    Presents comments from Vyacheslav A. Boguslaev, general director of Zaporozhye Motorworks, Moscow, concerning transitioning to new market conditions. In response to an analysis that forecast a reduction in military production, the motorworks programmed a 20 percent annual military engine output...

  • Russia Ready to Reduce to 1,500 Warheads, Addressing Dispute Over Strategic Forces' Fate. Bleek, Philipp C. // Arms Control Today;Sep2000, Vol. 30 Issue 7, p22 

    Reports that Russia has decided to reduce its warhead and to shift funds from Strategic Rocket Forces to conventional weapons procurement as of September 2000. Information on the agreement between Russia and the United States to reduce strategic arsenal; Factors that lead to Russia's decision;...

  • A Russian Rearmament Wish List. Staar, Richard F. // Orbis;Fall99, Vol. 43 Issue 4, p605 

    Focuses on the contemporary role of Russia in the race for military superiority in the post-Cold War era. Significance of the report `Prognosis for Financial and Economic Support of Military Construction Until 2010'; Survival of the military-industrial complex of Russia; Implications of a...

  • Putin Airs Military Space Concerns. Covault, Craig // Aviation Week & Space Technology;3/4/2002, Vol. 156 Issue 9, p47 

    Reports the demand of President Vladimir Putin and Defense Minister Sergei Ivanov for a military development program in Russia.
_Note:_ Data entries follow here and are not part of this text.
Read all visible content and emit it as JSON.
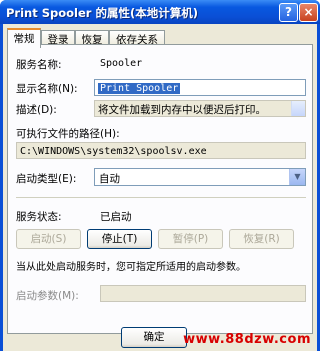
{
  "window": {
    "title": "Print Spooler 的属性(本地计算机)",
    "help_glyph": "?",
    "close_glyph": "×"
  },
  "tabs": [
    {
      "label": "常规",
      "active": true
    },
    {
      "label": "登录",
      "active": false
    },
    {
      "label": "恢复",
      "active": false
    },
    {
      "label": "依存关系",
      "active": false
    }
  ],
  "general": {
    "service_name_label": "服务名称:",
    "service_name_value": "Spooler",
    "display_name_label": "显示名称(N):",
    "display_name_value": "Print Spooler",
    "description_label": "描述(D):",
    "description_value": "将文件加载到内存中以便迟后打印。",
    "exe_path_label": "可执行文件的路径(H):",
    "exe_path_value": "C:\\WINDOWS\\system32\\spoolsv.exe",
    "startup_type_label": "启动类型(E):",
    "startup_type_value": "自动",
    "service_status_label": "服务状态:",
    "service_status_value": "已启动",
    "buttons": {
      "start": "启动(S)",
      "stop": "停止(T)",
      "pause": "暂停(P)",
      "resume": "恢复(R)"
    },
    "hint_text": "当从此处启动服务时，您可指定所适用的启动参数。",
    "start_params_label": "启动参数(M):",
    "start_params_value": ""
  },
  "footer": {
    "ok_label": "确定"
  },
  "watermark": "www.88dzw.com",
  "accent_colors": {
    "titlebar": "#0a4fd6",
    "selection": "#316ac5",
    "active_tab": "#e68b2c",
    "watermark": "#d80000"
  }
}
Discussion on issues related to military space operations; Number of flights involved military imaging and electronic intelligence; Aim of the initiatives to increase...

  • Jerusalem and Refugees: Persistent Challenges for Jordan. Schenker, David // Washington Institute for Near East Policy: PolicyWatch;Oct2015, p1 

    The article discusses Russia's military intervention in Syria and its implications for Jordan which is experiencing challenges due to the influx of Syrian refugees and the political fallout from Israeli-Palestinian violence in Jerusalem.

  • Russian Snipers. Grau, Lester W.; Cutshaw, Charles Q. // Infantry;Summer2002, Vol. 91 Issue 2, p7 

    During the evolution of modern combat, the maximum effective range of most weapons has increased dramatically. Howitzers accurately fire in excess of 28 kilometers, tanks kill out to four kilometers, helicopter gunship missiles kill out to eight kilometers. The Russian and Soviet Armies used...


Read the Article


Sorry, but this item is not currently available from your library.

Try another library?
Sign out of this library

Other Topics